Mylène Camus, Sandrine Hirschi, Grégoire Prevot, Marie-Pierre Chenard, Hervé Mal, Marc Stern, Martine Reynaud-Gaubert, Julia Gilhodes, Odile Burlet-Schiltz, Pierre Brousset and Magali Colombat

Key Points

  • Mass spectrometry-based proteomics is a powerful technique that can identify IGVL gene products from tissue specimens

  • High frequency of IGKV1-8 usage in cystic lung LCDD partially explains pulmonary tropism and argues for a distinct entity

Abstract

We previously reported a new form of LCDD presenting as diffuse cystic lung disorder that differs from the usual systemic form, with respect to the age, the male/female ratio, the involved organs, and the hematologic characteristics. We also demonstrated that the light chains were produced by an intrapulmonary B-cell clone and, that this clone shared a stereotyped antigen receptor IGHV4-34/IGKV1. However, we analyzed only 3 patients. Herein, we conducted a retrospective study including lung tissue samples from 24 patients with pulmonary LCDD (pLCDD) matched with samples from 13 patients with pulmonary AL kappa amyloidosis used as controls. Mass spectrometry-based proteomics identified immunoglobulin kappa peptides as the main protein component of the tissue deposits in all patients. Interestingly, in pLCDD, IGKV1 was the most common kappa family detected (86.4%) and, IGKV1-8 was overrepresented compared with pulmonary AL kappa amyloidosis (75% vs 11.1%, p=0.0033). Furthermore, IGKV1-8 was predominantly associated with a diffuse cystic pattern (94%) in pLCDD. In conclusion, high frequency of IGKV1-8 usage in cystic pLCDD constitutes an additional feature arguing for a specific entity distinct from the systemic form that uses preferentially IGKV4-1.

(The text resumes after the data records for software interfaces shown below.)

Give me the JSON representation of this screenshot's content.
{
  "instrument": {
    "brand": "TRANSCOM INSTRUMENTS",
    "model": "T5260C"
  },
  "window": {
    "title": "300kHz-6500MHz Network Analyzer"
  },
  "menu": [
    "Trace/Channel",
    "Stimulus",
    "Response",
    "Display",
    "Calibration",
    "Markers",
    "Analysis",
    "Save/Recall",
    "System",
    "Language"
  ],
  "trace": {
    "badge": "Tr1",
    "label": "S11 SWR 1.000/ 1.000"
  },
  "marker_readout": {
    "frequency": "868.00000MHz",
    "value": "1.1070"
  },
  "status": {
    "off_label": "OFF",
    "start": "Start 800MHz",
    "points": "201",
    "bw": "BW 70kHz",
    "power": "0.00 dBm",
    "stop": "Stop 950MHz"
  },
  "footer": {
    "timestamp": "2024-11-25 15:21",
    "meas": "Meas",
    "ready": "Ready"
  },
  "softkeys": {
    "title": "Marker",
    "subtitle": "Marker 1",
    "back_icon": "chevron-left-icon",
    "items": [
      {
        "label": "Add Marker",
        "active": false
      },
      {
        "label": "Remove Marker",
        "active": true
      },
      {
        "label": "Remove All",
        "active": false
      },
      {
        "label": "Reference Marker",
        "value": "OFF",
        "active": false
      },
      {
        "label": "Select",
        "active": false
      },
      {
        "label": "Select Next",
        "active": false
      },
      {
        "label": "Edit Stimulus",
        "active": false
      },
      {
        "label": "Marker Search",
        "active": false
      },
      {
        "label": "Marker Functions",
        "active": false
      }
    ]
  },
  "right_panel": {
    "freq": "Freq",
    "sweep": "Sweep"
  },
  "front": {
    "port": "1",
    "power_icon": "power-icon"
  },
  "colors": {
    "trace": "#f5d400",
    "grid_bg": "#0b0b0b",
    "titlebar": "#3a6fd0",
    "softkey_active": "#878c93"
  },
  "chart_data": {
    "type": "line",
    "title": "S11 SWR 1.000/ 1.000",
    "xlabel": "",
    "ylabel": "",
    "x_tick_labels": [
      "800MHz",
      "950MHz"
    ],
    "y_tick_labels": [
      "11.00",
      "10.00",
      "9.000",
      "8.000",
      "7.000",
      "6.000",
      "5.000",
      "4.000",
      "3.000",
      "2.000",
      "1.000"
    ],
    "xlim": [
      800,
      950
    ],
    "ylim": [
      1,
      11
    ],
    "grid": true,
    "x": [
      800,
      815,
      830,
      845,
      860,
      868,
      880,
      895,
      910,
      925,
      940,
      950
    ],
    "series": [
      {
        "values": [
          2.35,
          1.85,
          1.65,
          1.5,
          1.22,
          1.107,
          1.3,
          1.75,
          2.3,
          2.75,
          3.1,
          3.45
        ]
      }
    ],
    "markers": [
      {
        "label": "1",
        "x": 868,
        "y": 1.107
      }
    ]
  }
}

  • Submitted January 22, 2019.
  • Revision received March 22, 2019.
  • Accepted March 19, 2019.